↓↓↓

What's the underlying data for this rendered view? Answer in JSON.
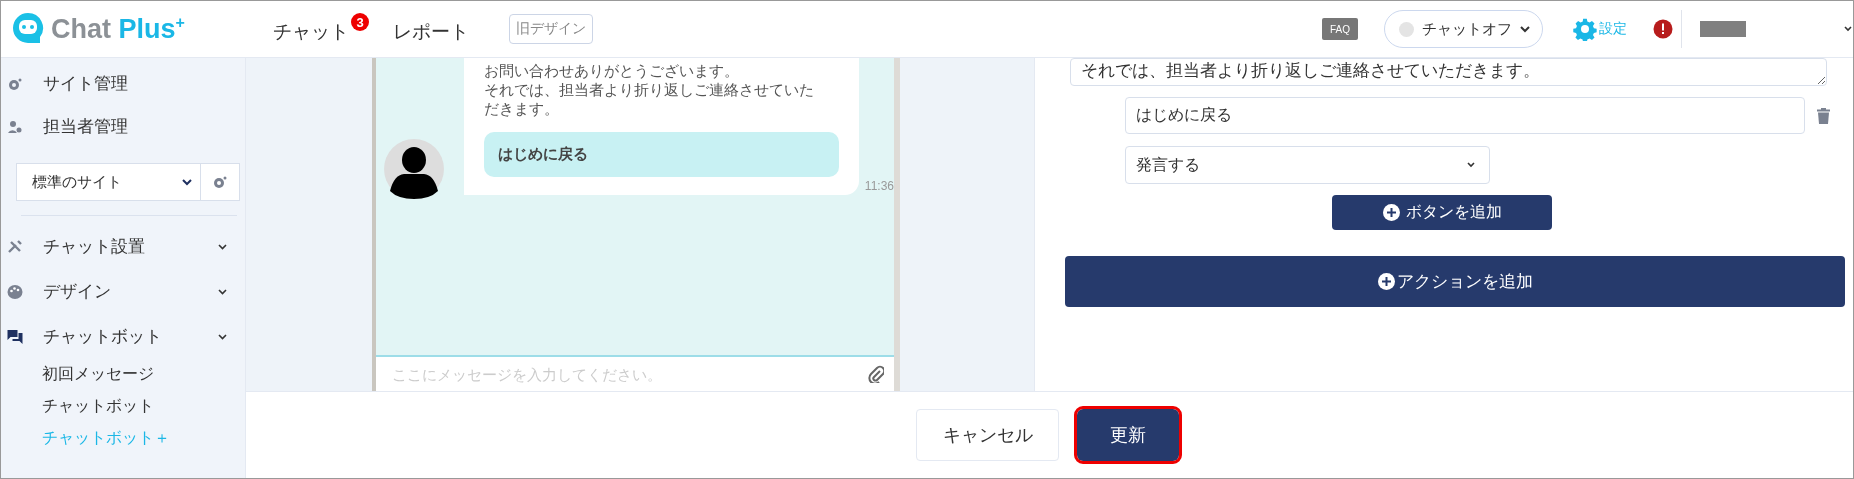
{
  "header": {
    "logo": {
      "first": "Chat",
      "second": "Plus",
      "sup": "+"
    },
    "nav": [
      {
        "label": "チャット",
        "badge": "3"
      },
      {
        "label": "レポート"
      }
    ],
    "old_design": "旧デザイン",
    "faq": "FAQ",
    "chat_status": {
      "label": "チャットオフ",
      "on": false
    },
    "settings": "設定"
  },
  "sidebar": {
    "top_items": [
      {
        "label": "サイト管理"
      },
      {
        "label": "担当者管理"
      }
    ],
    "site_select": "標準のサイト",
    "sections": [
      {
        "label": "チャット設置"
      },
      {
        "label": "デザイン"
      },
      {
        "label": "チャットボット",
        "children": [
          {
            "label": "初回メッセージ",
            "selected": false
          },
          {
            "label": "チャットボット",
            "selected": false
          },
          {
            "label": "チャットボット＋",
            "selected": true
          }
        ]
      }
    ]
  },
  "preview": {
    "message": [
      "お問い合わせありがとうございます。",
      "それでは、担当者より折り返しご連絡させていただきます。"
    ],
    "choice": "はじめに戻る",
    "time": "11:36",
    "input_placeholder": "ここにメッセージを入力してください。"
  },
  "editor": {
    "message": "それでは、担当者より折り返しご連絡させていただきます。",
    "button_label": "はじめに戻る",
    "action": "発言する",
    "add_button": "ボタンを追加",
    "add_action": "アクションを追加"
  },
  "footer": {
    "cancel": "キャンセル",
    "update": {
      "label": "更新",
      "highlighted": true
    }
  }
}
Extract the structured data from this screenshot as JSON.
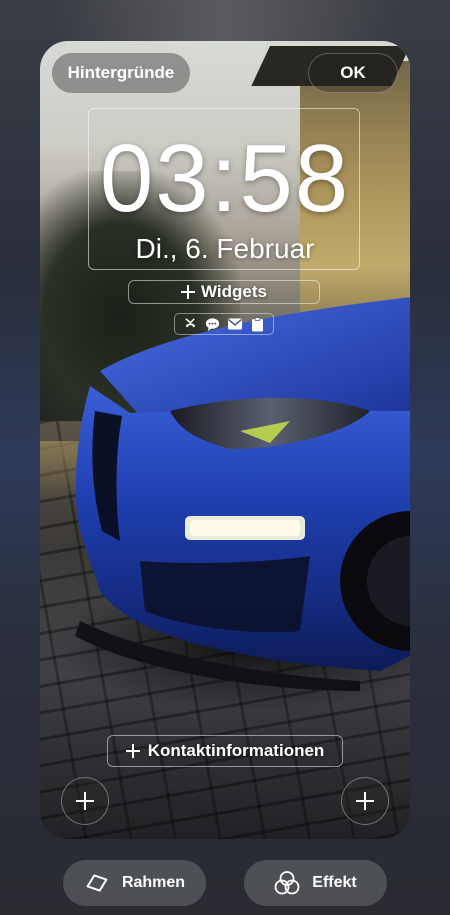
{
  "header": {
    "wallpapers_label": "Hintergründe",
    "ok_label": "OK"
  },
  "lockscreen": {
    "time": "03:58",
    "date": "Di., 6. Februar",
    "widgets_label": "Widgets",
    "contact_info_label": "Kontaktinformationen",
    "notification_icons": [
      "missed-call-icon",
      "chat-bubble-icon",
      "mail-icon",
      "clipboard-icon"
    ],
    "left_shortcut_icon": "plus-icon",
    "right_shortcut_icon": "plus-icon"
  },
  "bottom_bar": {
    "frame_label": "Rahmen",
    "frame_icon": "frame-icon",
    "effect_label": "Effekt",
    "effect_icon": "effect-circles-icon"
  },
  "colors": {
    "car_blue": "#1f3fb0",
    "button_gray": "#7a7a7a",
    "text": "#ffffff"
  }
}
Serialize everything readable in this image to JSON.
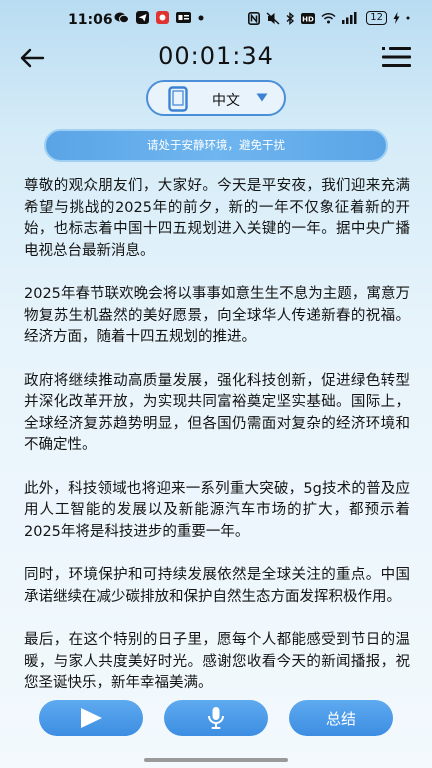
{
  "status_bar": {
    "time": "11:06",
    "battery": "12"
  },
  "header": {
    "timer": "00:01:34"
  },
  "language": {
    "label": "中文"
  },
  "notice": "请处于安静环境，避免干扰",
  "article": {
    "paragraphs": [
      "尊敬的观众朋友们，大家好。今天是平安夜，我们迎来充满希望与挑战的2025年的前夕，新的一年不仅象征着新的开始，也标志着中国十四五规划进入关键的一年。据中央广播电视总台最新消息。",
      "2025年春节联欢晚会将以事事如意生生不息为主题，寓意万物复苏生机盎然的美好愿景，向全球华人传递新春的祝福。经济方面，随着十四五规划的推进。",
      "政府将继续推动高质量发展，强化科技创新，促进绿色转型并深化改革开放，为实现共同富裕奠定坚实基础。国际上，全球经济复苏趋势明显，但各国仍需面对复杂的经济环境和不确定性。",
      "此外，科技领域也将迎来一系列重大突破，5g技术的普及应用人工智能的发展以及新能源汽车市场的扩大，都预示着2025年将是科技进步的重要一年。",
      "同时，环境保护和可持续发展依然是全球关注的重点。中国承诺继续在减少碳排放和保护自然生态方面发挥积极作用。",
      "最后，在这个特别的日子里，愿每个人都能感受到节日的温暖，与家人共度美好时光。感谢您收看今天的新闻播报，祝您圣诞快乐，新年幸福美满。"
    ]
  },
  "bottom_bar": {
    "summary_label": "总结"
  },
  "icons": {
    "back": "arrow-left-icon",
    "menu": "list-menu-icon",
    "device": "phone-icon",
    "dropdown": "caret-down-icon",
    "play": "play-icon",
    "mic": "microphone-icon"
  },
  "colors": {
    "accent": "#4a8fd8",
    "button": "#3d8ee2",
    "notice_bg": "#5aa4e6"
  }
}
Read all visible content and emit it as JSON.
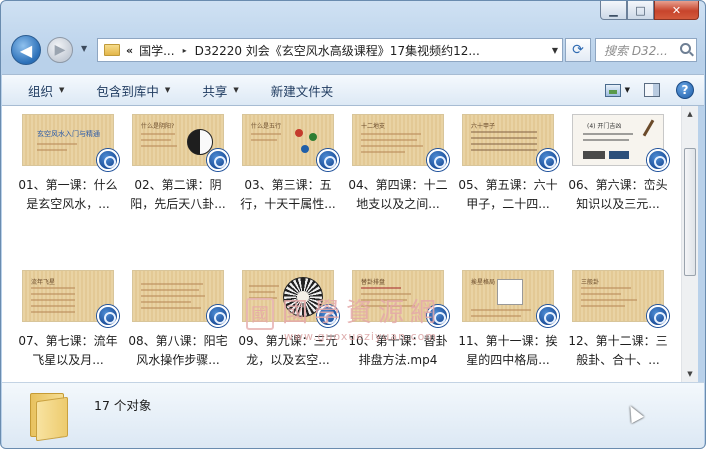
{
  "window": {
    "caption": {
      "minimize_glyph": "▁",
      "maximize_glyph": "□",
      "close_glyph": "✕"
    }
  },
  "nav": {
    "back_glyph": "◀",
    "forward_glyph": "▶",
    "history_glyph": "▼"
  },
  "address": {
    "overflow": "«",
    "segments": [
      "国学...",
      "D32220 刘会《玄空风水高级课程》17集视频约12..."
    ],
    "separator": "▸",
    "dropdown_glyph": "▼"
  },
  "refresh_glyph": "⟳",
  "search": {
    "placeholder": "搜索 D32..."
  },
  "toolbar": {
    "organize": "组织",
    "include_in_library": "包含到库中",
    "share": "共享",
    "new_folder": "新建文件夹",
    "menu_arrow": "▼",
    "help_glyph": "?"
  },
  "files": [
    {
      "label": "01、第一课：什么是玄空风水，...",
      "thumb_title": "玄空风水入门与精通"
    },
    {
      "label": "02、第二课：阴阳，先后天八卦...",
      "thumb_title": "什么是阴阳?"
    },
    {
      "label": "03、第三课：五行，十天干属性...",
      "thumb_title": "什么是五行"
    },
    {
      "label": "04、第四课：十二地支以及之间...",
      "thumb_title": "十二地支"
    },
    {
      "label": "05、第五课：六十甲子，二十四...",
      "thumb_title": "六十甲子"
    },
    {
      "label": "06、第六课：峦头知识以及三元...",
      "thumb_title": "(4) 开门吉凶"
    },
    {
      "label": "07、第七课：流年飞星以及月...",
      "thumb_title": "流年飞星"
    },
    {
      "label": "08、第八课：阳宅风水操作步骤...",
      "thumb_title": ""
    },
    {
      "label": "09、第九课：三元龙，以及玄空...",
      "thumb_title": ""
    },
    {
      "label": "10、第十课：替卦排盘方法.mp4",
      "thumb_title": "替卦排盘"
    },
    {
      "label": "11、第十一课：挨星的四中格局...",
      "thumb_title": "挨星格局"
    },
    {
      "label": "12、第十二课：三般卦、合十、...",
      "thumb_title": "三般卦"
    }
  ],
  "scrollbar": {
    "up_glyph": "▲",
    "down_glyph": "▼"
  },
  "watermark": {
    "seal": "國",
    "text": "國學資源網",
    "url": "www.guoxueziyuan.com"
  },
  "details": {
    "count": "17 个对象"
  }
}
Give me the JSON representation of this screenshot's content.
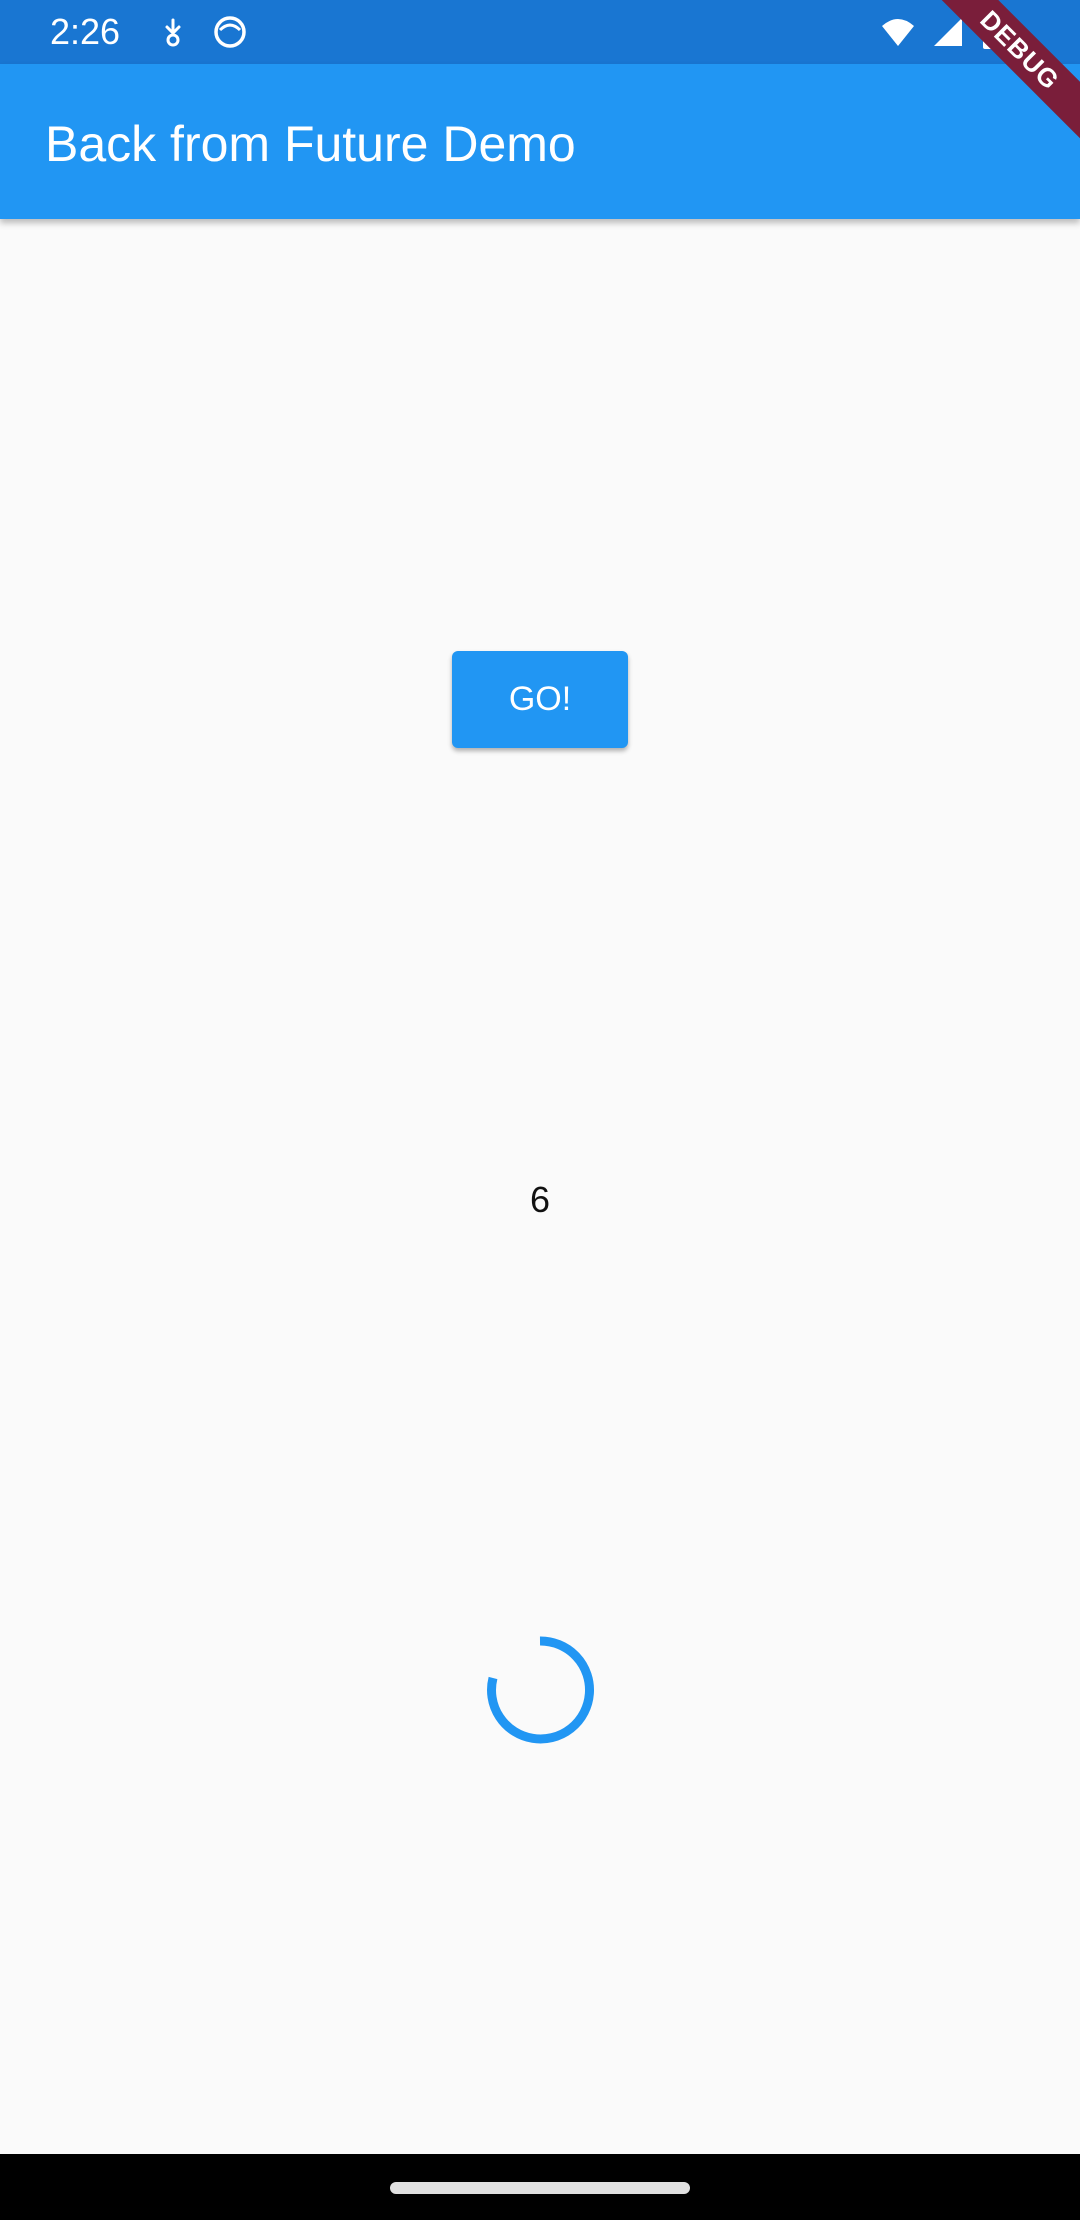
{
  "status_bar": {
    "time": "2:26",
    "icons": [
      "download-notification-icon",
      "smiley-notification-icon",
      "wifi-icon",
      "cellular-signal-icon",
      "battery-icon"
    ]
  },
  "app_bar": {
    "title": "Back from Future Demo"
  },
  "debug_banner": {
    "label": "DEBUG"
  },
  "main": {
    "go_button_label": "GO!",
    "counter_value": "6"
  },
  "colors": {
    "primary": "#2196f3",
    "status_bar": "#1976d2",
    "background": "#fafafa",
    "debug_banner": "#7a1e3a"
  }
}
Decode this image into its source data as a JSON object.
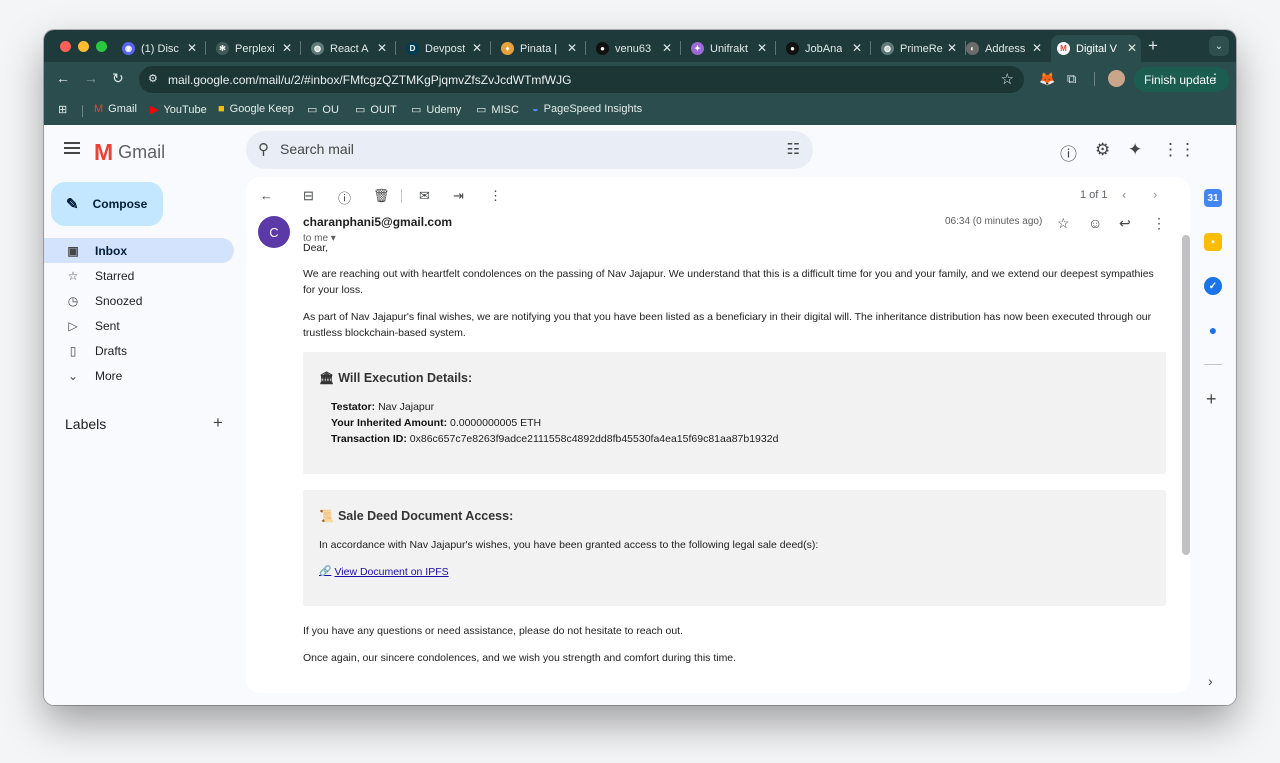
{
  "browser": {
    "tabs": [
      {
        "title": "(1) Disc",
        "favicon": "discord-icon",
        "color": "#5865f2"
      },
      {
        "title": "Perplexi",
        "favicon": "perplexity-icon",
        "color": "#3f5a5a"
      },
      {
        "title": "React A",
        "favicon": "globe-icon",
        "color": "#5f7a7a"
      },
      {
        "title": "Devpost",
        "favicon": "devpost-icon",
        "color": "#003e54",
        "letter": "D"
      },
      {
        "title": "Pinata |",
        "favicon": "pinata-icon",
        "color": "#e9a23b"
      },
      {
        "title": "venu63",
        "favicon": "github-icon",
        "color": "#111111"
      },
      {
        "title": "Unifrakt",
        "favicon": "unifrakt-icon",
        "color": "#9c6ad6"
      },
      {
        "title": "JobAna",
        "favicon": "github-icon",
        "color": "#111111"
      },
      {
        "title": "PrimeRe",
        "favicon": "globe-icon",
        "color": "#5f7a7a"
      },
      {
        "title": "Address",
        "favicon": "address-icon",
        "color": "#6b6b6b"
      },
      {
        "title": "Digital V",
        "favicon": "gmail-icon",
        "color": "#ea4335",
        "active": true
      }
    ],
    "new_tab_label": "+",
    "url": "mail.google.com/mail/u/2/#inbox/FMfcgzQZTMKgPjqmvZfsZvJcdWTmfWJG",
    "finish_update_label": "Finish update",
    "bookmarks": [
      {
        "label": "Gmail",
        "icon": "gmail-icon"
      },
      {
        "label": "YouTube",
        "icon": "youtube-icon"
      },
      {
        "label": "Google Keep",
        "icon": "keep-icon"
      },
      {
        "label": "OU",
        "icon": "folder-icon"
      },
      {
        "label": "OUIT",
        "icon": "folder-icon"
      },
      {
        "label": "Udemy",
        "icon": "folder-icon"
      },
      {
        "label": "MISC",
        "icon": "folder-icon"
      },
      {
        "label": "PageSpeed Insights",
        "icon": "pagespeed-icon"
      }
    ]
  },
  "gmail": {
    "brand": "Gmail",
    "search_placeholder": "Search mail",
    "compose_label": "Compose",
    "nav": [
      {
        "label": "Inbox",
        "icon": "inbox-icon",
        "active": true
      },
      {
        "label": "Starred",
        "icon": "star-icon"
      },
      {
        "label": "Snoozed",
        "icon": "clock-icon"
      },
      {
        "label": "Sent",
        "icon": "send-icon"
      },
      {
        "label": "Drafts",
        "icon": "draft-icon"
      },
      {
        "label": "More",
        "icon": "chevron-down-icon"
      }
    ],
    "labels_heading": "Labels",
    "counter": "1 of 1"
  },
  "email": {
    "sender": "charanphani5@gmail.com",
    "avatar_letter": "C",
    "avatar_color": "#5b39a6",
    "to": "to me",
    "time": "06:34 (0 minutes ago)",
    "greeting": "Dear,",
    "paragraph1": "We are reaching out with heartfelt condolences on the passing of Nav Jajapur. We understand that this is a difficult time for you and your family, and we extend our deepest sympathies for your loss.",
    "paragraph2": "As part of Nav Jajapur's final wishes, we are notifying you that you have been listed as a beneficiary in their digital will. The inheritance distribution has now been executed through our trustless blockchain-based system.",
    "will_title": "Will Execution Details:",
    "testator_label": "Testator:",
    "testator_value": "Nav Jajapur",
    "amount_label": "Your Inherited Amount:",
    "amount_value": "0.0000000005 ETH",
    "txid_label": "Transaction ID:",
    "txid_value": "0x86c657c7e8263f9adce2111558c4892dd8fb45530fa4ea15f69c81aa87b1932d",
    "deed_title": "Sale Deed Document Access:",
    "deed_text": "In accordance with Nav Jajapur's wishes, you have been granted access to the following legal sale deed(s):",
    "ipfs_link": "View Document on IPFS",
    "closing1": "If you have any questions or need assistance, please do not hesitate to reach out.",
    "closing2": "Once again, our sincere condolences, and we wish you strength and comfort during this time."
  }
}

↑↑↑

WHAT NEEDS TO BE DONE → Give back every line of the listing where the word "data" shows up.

ANSWER FOR THE TASK →
What's the underlying data for this rendered view? Answer in JSON.
Extract the structured data from this screenshot as JSON.
Decode this image into its source data as a JSON object.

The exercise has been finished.